Sometimes people experience emotional roadblocks that threaten to derail their progress in achieving their health and fitness goals. This issue is not simply a case of laziness. Conversely, many people who experience these roadblocks are hypervigilant in other areas of their lives.
The issue is more often about having the ability to tolerate moments in one’s life—feelings, tasks, disappointments, stress. When these roadblocks are not well-tolerated, there can be difficulty in following through with an exercise routine. When people experience these problems, they feel the need to distract themselves from the present moment. And exercise is actually a totally mindful act—one in which the participant must be fully present. The resistance comes from the desire to disconnect. They don’t want to be mindful, and that desire is stronger than the desire to follow through on their health goals.
So how can people overcome these roadblocks and this desire to disconnect?
Make your bed. Adopt a meditation routine. Take a simple action that will make you feel a sense of accomplishment, which will turn on your mindfulness switch for the day.
Use PENSO: physical intention, emotional intention, nutritional intention, spiritual or social intention, and outstanding/other/opportunity. Address each area once per day.
Feel confident that you can create the day you want to create.
The need to go mindless dissipates when you are mindful. If you are willing to tolerate being in the present moment and live mindfully, it will increase your possibility of following through.
Want to learn more about Ellen Shuman and removing emotional roadblocks?
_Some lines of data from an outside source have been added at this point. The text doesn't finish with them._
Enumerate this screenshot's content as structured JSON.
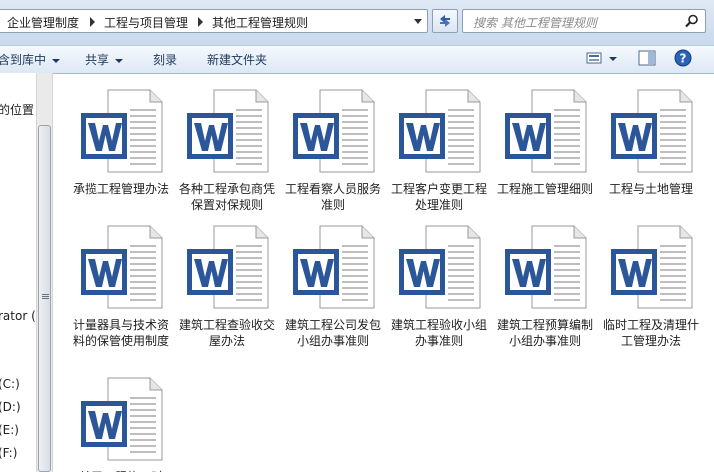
{
  "breadcrumb": [
    "企业管理制度",
    "工程与项目管理",
    "其他工程管理规则"
  ],
  "search": {
    "placeholder": "搜索 其他工程管理规则"
  },
  "toolbar": {
    "include_in_library": "含到库中",
    "share": "共享",
    "burn": "刻录",
    "new_folder": "新建文件夹"
  },
  "nav": {
    "items": [
      "的位置",
      "rator (l",
      "(C:)",
      "(D:)",
      "(E:)",
      "(F:)"
    ]
  },
  "files": [
    "承揽工程管理办法",
    "各种工程承包商凭保置对保规则",
    "工程看察人员服务准则",
    "工程客户变更工程处理准则",
    "工程施工管理细则",
    "工程与土地管理",
    "计量器具与技术资料的保管使用制度",
    "建筑工程查验收交屋办法",
    "建筑工程公司发包小组办事准则",
    "建筑工程验收小组办事准则",
    "建筑工程预算编制小组办事准则",
    "临时工程及清理什工管理办法",
    "关于工程施工时"
  ],
  "colors": {
    "word_blue": "#2b579a",
    "toolbar_text": "#1e395b"
  }
}
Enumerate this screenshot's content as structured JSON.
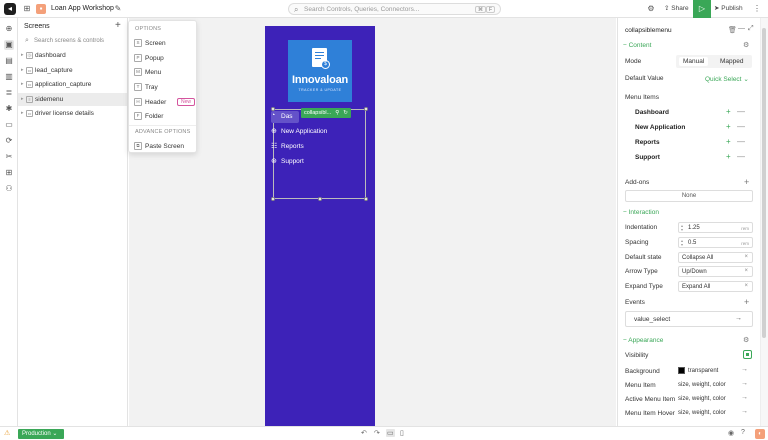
{
  "header": {
    "app_title": "Loan App Workshop",
    "search_placeholder": "Search Controls, Queries, Connectors...",
    "kbd_mod": "⌘",
    "kbd_key": "F",
    "share_label": "Share",
    "publish_label": "Publish"
  },
  "screens_panel": {
    "title": "Screens",
    "search_placeholder": "Search screens & controls",
    "items": [
      {
        "label": "dashboard",
        "icon": "Ⓓ"
      },
      {
        "label": "lead_capture",
        "icon": "▭"
      },
      {
        "label": "application_capture",
        "icon": "▭"
      },
      {
        "label": "sidemenu",
        "icon": "≡"
      },
      {
        "label": "driver license details",
        "icon": "▭"
      }
    ]
  },
  "options_menu": {
    "header": "OPTIONS",
    "items": [
      {
        "label": "Screen",
        "icon": "S"
      },
      {
        "label": "Popup",
        "icon": "P"
      },
      {
        "label": "Menu",
        "icon": "M"
      },
      {
        "label": "Tray",
        "icon": "T"
      },
      {
        "label": "Header",
        "icon": "H"
      },
      {
        "label": "Folder",
        "icon": "F"
      }
    ],
    "header_badge": "New",
    "advanced_header": "ADVANCE OPTIONS",
    "advanced_items": [
      {
        "label": "Paste Screen",
        "icon": "⧉"
      }
    ]
  },
  "canvas": {
    "brand_name": "Innovaloan",
    "brand_tagline": "TRACKER & UPDATE",
    "component_tag": "collapsibl...",
    "menu": [
      {
        "label": "Das",
        "icon": "◔"
      },
      {
        "label": "New Application",
        "icon": "⊕"
      },
      {
        "label": "Reports",
        "icon": "☷"
      },
      {
        "label": "Support",
        "icon": "⊛"
      }
    ]
  },
  "properties": {
    "component_name": "collapsiblemenu",
    "content_section": "Content",
    "mode_label": "Mode",
    "mode_options": [
      "Manual",
      "Mapped"
    ],
    "default_value_label": "Default Value",
    "default_value_link": "Quick Select",
    "menu_items_label": "Menu Items",
    "menu_items": [
      "Dashboard",
      "New Application",
      "Reports",
      "Support"
    ],
    "addons_label": "Add-ons",
    "addons_value": "None",
    "interaction_section": "Interaction",
    "indentation_label": "Indentation",
    "indentation_value": "1.25",
    "indentation_unit": "rem",
    "spacing_label": "Spacing",
    "spacing_value": "0.5",
    "spacing_unit": "rem",
    "default_state_label": "Default state",
    "default_state_value": "Collapse All",
    "arrow_type_label": "Arrow Type",
    "arrow_type_value": "Up/Down",
    "expand_type_label": "Expand Type",
    "expand_type_value": "Expand All",
    "events_label": "Events",
    "event_name": "value_select",
    "appearance_section": "Appearance",
    "visibility_label": "Visibility",
    "background_label": "Background",
    "background_value": "transparent",
    "menu_item_label": "Menu Item",
    "menu_item_value": "size, weight, color",
    "active_menu_item_label": "Active Menu Item",
    "active_menu_item_value": "size, weight, color",
    "menu_item_hover_label": "Menu Item Hover",
    "menu_item_hover_value": "size, weight, color"
  },
  "footer": {
    "environment": "Production"
  },
  "colors": {
    "accent": "#3aa757",
    "phone_bg": "#3d22b8",
    "brand_bg": "#2f80d8"
  }
}
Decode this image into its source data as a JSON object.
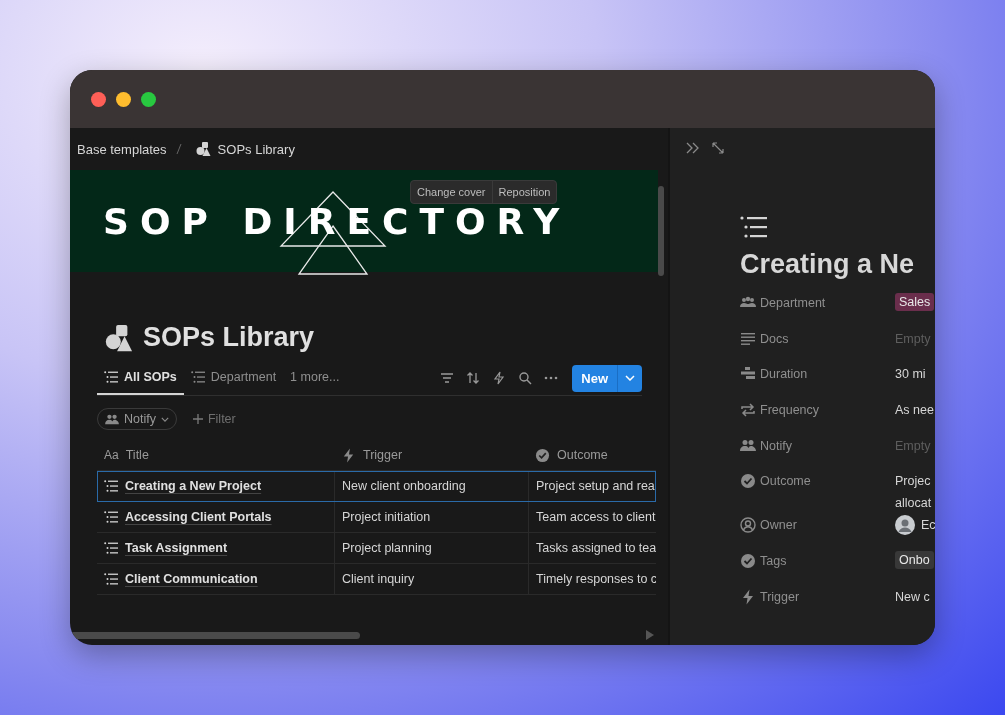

Learn more at www.aweighout.com or join her free telephone seminar on Sundays at 4pm ET. You can also reach her directly at (513) 321-4242 for a free assessment for coaching.
Music used for the podcast Intro and Outro: http://www.bensound.com/royalty-free-music